Dataset entries.
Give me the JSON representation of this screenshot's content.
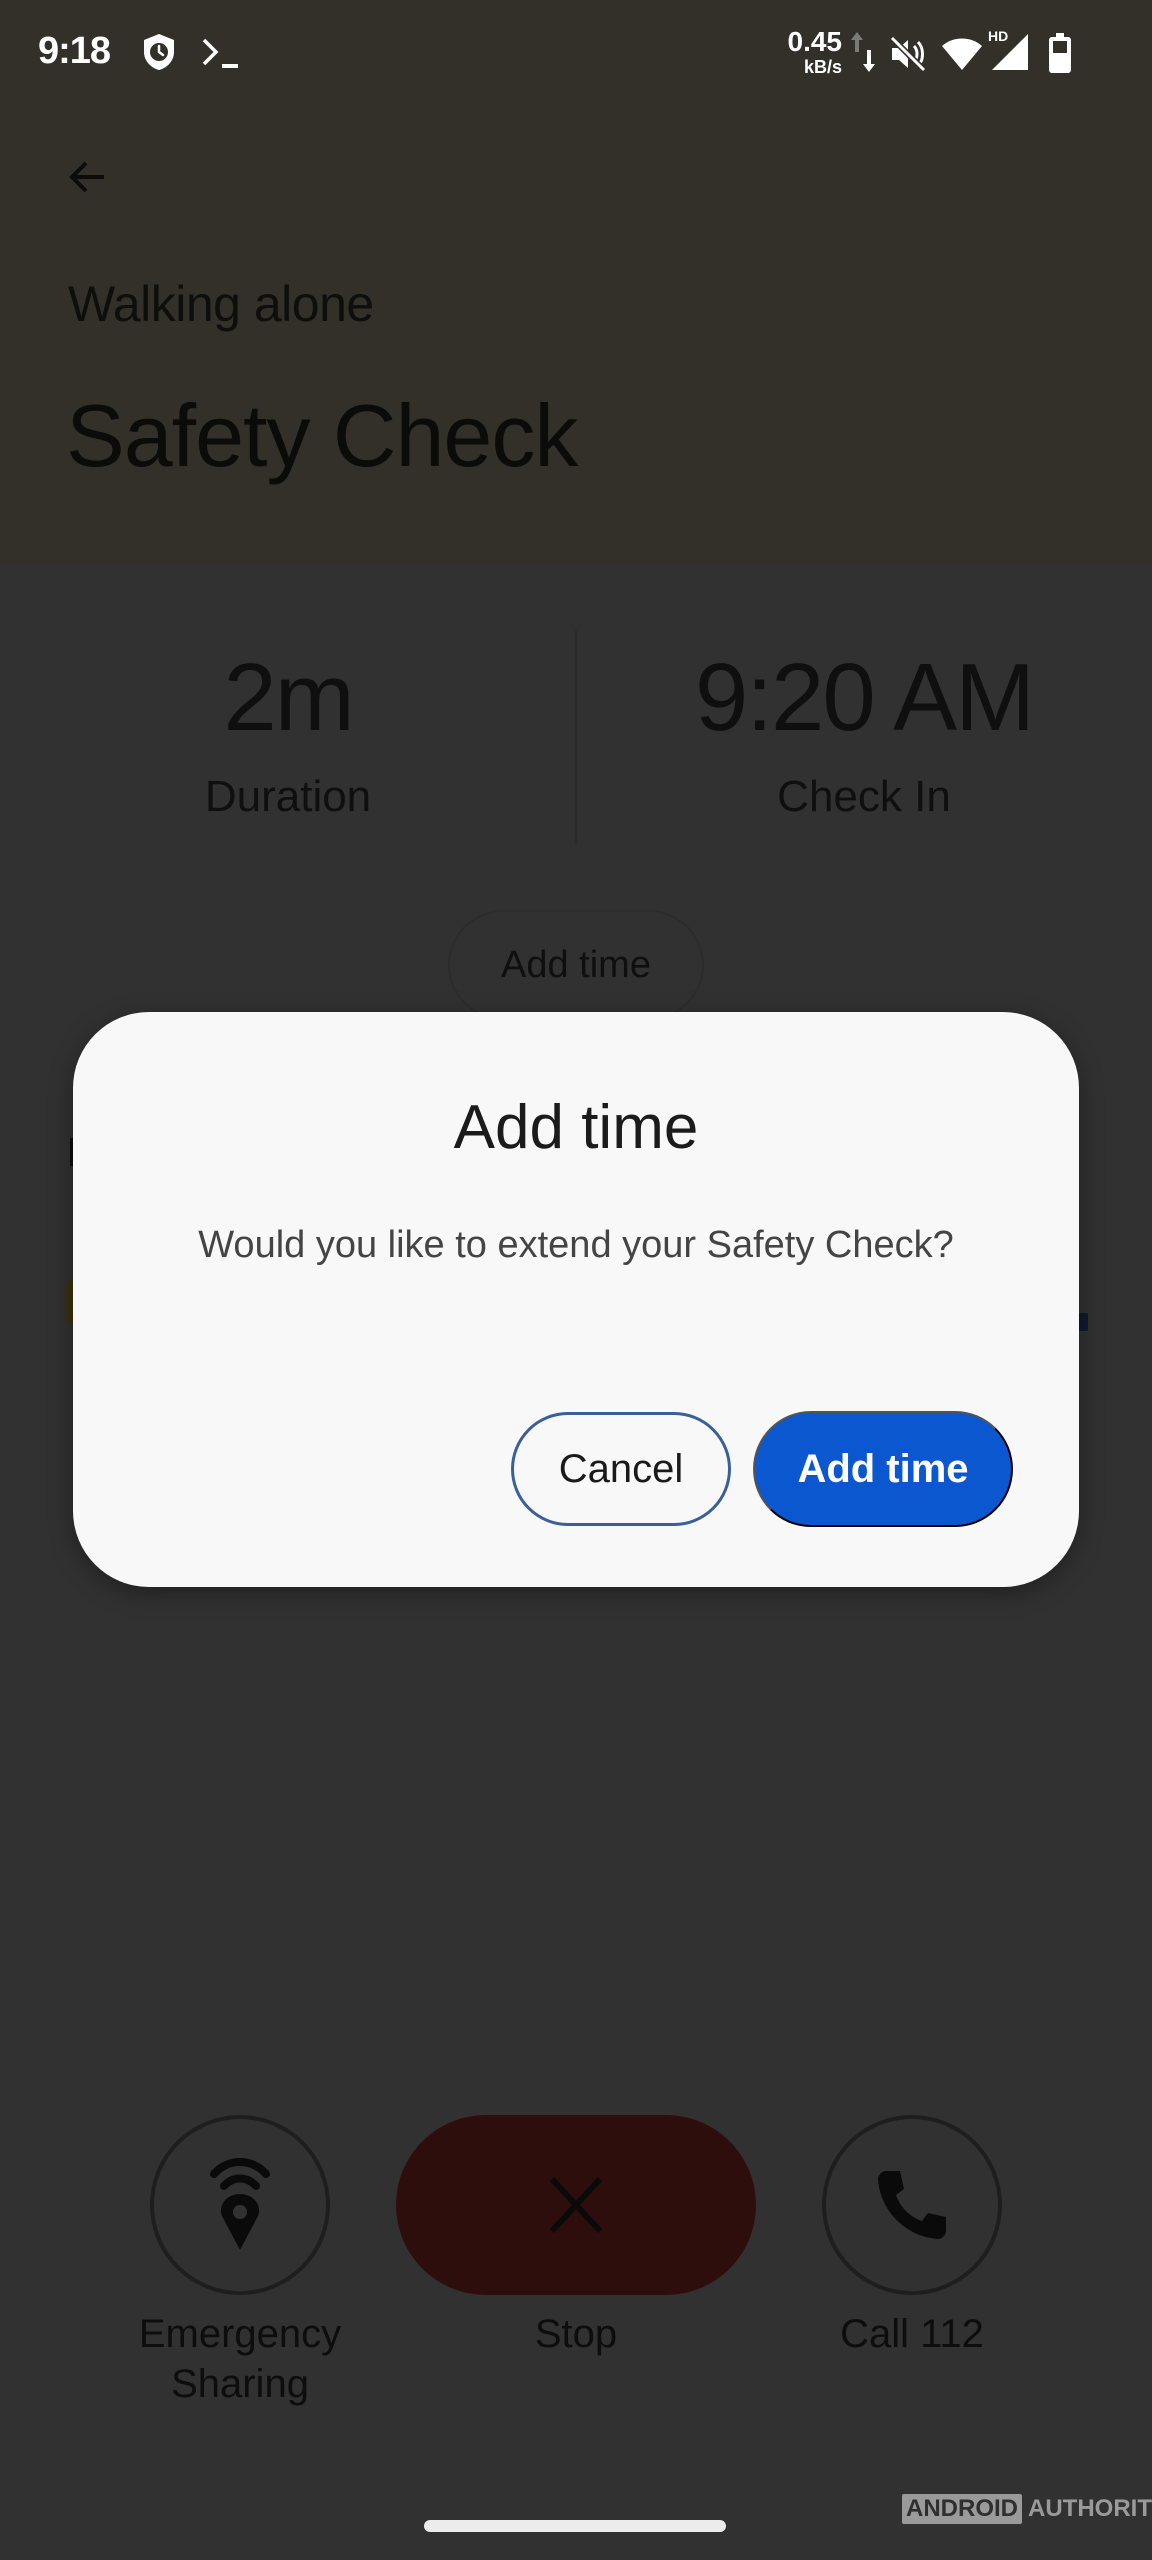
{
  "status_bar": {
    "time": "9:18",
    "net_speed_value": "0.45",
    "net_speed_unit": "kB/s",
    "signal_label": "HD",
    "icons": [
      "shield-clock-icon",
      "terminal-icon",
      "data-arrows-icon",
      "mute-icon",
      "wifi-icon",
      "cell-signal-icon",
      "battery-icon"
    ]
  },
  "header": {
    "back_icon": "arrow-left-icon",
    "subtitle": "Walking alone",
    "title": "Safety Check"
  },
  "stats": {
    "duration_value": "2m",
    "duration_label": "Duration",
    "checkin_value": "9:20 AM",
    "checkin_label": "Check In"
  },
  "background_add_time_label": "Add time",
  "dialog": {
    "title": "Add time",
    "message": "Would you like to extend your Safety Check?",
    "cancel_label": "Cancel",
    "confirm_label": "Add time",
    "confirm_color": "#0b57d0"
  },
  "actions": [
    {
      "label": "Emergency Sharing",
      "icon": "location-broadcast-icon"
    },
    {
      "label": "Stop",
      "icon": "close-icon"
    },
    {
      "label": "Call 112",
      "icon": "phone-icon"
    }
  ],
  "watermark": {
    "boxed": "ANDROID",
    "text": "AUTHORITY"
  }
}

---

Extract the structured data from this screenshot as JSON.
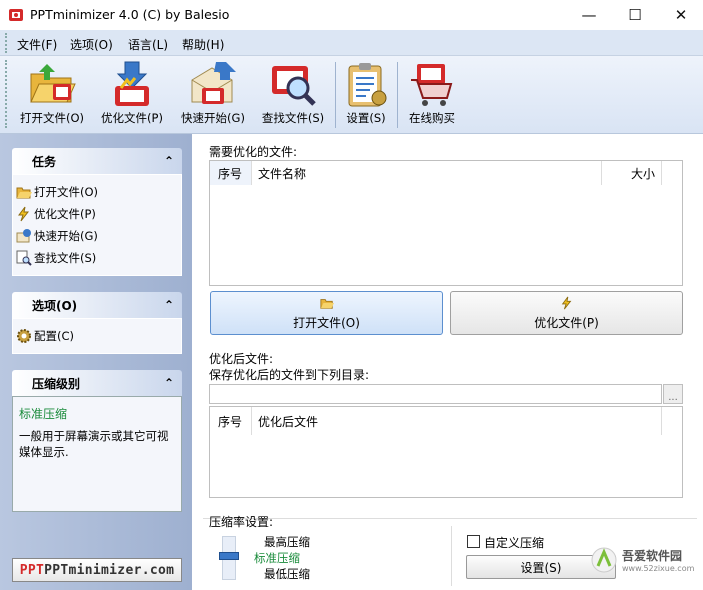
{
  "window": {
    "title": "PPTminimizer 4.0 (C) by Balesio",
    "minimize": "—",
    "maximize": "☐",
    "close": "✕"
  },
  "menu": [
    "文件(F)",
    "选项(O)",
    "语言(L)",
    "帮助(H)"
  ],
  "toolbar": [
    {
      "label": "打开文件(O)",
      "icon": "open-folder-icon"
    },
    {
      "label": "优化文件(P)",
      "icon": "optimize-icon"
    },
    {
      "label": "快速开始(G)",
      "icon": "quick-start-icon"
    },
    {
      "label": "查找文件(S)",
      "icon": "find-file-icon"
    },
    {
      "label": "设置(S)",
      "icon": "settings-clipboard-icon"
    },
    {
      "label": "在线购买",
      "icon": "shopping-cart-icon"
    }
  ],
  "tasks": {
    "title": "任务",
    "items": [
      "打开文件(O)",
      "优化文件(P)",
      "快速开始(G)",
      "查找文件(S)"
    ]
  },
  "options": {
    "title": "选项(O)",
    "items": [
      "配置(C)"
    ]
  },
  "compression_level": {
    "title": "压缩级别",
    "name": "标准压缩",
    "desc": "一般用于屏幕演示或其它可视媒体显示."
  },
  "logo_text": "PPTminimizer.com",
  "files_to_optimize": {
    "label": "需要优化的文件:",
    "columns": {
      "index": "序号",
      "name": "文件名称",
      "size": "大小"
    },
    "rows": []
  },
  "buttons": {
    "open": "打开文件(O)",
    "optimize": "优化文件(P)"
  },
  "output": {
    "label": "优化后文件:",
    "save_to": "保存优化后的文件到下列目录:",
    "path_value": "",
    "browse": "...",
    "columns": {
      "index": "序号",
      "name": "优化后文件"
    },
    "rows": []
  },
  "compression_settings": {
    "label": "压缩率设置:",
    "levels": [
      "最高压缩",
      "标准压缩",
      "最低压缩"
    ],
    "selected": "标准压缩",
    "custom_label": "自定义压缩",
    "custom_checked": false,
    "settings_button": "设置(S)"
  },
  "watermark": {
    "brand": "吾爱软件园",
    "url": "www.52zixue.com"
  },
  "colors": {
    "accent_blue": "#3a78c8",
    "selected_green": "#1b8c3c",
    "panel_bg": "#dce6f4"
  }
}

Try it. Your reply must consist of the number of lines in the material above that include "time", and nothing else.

Answer box. 4